(Collected data entries)
*** Block opens ***

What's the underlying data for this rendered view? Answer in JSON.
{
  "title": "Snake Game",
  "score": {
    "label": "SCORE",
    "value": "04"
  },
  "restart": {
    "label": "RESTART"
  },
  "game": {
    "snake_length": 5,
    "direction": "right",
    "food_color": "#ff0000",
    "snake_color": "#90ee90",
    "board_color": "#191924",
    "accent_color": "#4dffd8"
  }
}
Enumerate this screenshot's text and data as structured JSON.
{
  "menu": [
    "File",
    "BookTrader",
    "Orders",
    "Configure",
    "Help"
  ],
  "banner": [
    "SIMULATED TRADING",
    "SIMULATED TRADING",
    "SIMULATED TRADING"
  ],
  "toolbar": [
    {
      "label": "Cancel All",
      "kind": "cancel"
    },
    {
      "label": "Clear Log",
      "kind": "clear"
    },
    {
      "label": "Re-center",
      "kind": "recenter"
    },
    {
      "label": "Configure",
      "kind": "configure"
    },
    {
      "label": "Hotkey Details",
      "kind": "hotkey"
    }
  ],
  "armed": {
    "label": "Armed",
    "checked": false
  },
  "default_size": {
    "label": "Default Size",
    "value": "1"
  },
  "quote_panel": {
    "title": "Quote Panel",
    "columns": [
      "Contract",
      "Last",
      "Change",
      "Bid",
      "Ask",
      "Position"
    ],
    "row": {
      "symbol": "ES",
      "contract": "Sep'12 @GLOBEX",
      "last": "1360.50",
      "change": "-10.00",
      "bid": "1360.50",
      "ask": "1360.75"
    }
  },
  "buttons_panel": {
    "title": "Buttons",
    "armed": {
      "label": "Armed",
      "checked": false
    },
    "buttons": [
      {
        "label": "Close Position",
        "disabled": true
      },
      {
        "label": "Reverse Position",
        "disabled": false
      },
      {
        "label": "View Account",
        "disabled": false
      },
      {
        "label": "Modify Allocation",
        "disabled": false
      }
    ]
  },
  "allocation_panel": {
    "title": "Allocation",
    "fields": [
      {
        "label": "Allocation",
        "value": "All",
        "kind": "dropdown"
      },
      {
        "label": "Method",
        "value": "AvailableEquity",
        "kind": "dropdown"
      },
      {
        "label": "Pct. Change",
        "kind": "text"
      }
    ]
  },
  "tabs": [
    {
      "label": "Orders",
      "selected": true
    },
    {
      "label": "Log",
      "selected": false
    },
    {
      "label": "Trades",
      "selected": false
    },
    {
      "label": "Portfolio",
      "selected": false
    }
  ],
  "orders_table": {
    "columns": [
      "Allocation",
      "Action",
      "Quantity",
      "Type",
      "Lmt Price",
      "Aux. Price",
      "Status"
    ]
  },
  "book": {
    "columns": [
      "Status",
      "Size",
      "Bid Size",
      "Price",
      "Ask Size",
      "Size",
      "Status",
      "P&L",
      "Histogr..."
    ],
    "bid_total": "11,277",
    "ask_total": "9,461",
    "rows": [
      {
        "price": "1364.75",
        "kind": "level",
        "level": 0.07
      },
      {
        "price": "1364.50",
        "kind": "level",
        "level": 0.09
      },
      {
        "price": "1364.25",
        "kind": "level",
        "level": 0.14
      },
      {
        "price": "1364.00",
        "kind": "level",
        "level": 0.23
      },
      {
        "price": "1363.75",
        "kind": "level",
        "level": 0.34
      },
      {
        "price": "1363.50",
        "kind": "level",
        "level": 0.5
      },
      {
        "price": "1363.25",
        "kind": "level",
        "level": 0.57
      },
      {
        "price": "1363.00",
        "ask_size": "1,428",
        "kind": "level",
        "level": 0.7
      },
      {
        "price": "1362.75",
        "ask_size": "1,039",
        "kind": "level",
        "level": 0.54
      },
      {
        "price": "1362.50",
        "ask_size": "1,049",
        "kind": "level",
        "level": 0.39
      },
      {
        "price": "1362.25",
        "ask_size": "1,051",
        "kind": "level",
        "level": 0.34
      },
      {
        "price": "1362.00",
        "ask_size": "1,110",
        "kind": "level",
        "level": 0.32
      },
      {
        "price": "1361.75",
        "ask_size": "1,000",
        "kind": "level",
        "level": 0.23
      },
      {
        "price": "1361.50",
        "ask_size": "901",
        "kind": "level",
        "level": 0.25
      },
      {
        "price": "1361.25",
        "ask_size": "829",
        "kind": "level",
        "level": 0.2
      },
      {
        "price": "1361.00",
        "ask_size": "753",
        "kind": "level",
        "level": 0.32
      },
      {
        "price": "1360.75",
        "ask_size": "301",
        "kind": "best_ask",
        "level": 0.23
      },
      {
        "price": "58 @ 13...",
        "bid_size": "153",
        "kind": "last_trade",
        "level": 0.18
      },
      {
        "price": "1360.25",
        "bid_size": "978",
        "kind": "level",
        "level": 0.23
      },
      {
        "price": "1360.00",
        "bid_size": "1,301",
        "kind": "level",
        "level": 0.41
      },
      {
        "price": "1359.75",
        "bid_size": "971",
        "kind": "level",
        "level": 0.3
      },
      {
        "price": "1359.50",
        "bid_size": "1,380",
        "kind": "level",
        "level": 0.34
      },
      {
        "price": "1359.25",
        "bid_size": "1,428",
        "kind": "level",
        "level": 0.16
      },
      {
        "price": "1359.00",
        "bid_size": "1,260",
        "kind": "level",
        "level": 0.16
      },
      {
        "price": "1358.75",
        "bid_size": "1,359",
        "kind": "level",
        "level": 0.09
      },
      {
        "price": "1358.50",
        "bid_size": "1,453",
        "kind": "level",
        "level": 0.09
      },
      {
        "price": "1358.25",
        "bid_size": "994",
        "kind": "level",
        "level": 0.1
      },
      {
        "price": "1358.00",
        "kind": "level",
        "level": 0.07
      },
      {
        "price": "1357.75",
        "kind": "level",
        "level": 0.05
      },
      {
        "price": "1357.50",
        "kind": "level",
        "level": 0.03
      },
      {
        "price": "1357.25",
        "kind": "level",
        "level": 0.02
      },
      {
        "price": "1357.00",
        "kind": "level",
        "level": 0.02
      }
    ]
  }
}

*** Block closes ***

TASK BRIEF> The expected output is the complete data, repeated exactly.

WRITTEN SOLUTION>
What's the underlying data for this rendered view? Answer in JSON.
{
  "title": "Snake Game",
  "score": {
    "label": "SCORE",
    "value": "04"
  },
  "restart": {
    "label": "RESTART"
  },
  "game": {
    "snake_length": 5,
    "direction": "right",
    "food_color": "#ff0000",
    "snake_color": "#90ee90",
    "board_color": "#191924",
    "accent_color": "#4dffd8"
  }
}
Enumerate this screenshot's text and data as structured JSON.
{
  "menu": [
    "File",
    "BookTrader",
    "Orders",
    "Configure",
    "Help"
  ],
  "banner": [
    "SIMULATED TRADING",
    "SIMULATED TRADING",
    "SIMULATED TRADING"
  ],
  "toolbar": [
    {
      "label": "Cancel All",
      "kind": "cancel"
    },
    {
      "label": "Clear Log",
      "kind": "clear"
    },
    {
      "label": "Re-center",
      "kind": "recenter"
    },
    {
      "label": "Configure",
      "kind": "configure"
    },
    {
      "label": "Hotkey Details",
      "kind": "hotkey"
    }
  ],
  "armed": {
    "label": "Armed",
    "checked": false
  },
  "default_size": {
    "label": "Default Size",
    "value": "1"
  },
  "quote_panel": {
    "title": "Quote Panel",
    "columns": [
      "Contract",
      "Last",
      "Change",
      "Bid",
      "Ask",
      "Position"
    ],
    "row": {
      "symbol": "ES",
      "contract": "Sep'12 @GLOBEX",
      "last": "1360.50",
      "change": "-10.00",
      "bid": "1360.50",
      "ask": "1360.75"
    }
  },
  "buttons_panel": {
    "title": "Buttons",
    "armed": {
      "label": "Armed",
      "checked": false
    },
    "buttons": [
      {
        "label": "Close Position",
        "disabled": true
      },
      {
        "label": "Reverse Position",
        "disabled": false
      },
      {
        "label": "View Account",
        "disabled": false
      },
      {
        "label": "Modify Allocation",
        "disabled": false
      }
    ]
  },
  "allocation_panel": {
    "title": "Allocation",
    "fields": [
      {
        "label": "Allocation",
        "value": "All",
        "kind": "dropdown"
      },
      {
        "label": "Method",
        "value": "AvailableEquity",
        "kind": "dropdown"
      },
      {
        "label": "Pct. Change",
        "kind": "text"
      }
    ]
  },
  "tabs": [
    {
      "label": "Orders",
      "selected": true
    },
    {
      "label": "Log",
      "selected": false
    },
    {
      "label": "Trades",
      "selected": false
    },
    {
      "label": "Portfolio",
      "selected": false
    }
  ],
  "orders_table": {
    "columns": [
      "Allocation",
      "Action",
      "Quantity",
      "Type",
      "Lmt Price",
      "Aux. Price",
      "Status"
    ]
  },
  "book": {
    "columns": [
      "Status",
      "Size",
      "Bid Size",
      "Price",
      "Ask Size",
      "Size",
      "Status",
      "P&L",
      "Histogr..."
    ],
    "bid_total": "11,277",
    "ask_total": "9,461",
    "rows": [
      {
        "price": "1364.75",
        "kind": "level",
        "level": 0.07
      },
      {
        "price": "1364.50",
        "kind": "level",
        "level": 0.09
      },
      {
        "price": "1364.25",
        "kind": "level",
        "level": 0.14
      },
      {
        "price": "1364.00",
        "kind": "level",
        "level": 0.23
      },
      {
        "price": "1363.75",
        "kind": "level",
        "level": 0.34
      },
      {
        "price": "1363.50",
        "kind": "level",
        "level": 0.5
      },
      {
        "price": "1363.25",
        "kind": "level",
        "level": 0.57
      },
      {
        "price": "1363.00",
        "ask_size": "1,428",
        "kind": "level",
        "level": 0.7
      },
      {
        "price": "1362.75",
        "ask_size": "1,039",
        "kind": "level",
        "level": 0.54
      },
      {
        "price": "1362.50",
        "ask_size": "1,049",
        "kind": "level",
        "level": 0.39
      },
      {
        "price": "1362.25",
        "ask_size": "1,051",
        "kind": "level",
        "level": 0.34
      },
      {
        "price": "1362.00",
        "ask_size": "1,110",
        "kind": "level",
        "level": 0.32
      },
      {
        "price": "1361.75",
        "ask_size": "1,000",
        "kind": "level",
        "level": 0.23
      },
      {
        "price": "1361.50",
        "ask_size": "901",
        "kind": "level",
        "level": 0.25
      },
      {
        "price": "1361.25",
        "ask_size": "829",
        "kind": "level",
        "level": 0.2
      },
      {
        "price": "1361.00",
        "ask_size": "753",
        "kind": "level",
        "level": 0.32
      },
      {
        "price": "1360.75",
        "ask_size": "301",
        "kind": "best_ask",
        "level": 0.23
      },
      {
        "price": "58 @ 13...",
        "bid_size": "153",
        "kind": "last_trade",
        "level": 0.18
      },
      {
        "price": "1360.25",
        "bid_size": "978",
        "kind": "level",
        "level": 0.23
      },
      {
        "price": "1360.00",
        "bid_size": "1,301",
        "kind": "level",
        "level": 0.41
      },
      {
        "price": "1359.75",
        "bid_size": "971",
        "kind": "level",
        "level": 0.3
      },
      {
        "price": "1359.50",
        "bid_size": "1,380",
        "kind": "level",
        "level": 0.34
      },
      {
        "price": "1359.25",
        "bid_size": "1,428",
        "kind": "level",
        "level": 0.16
      },
      {
        "price": "1359.00",
        "bid_size": "1,260",
        "kind": "level",
        "level": 0.16
      },
      {
        "price": "1358.75",
        "bid_size": "1,359",
        "kind": "level",
        "level": 0.09
      },
      {
        "price": "1358.50",
        "bid_size": "1,453",
        "kind": "level",
        "level": 0.09
      },
      {
        "price": "1358.25",
        "bid_size": "994",
        "kind": "level",
        "level": 0.1
      },
      {
        "price": "1358.00",
        "kind": "level",
        "level": 0.07
      },
      {
        "price": "1357.75",
        "kind": "level",
        "level": 0.05
      },
      {
        "price": "1357.50",
        "kind": "level",
        "level": 0.03
      },
      {
        "price": "1357.25",
        "kind": "level",
        "level": 0.02
      },
      {
        "price": "1357.00",
        "kind": "level",
        "level": 0.02
      }
    ]
  }
}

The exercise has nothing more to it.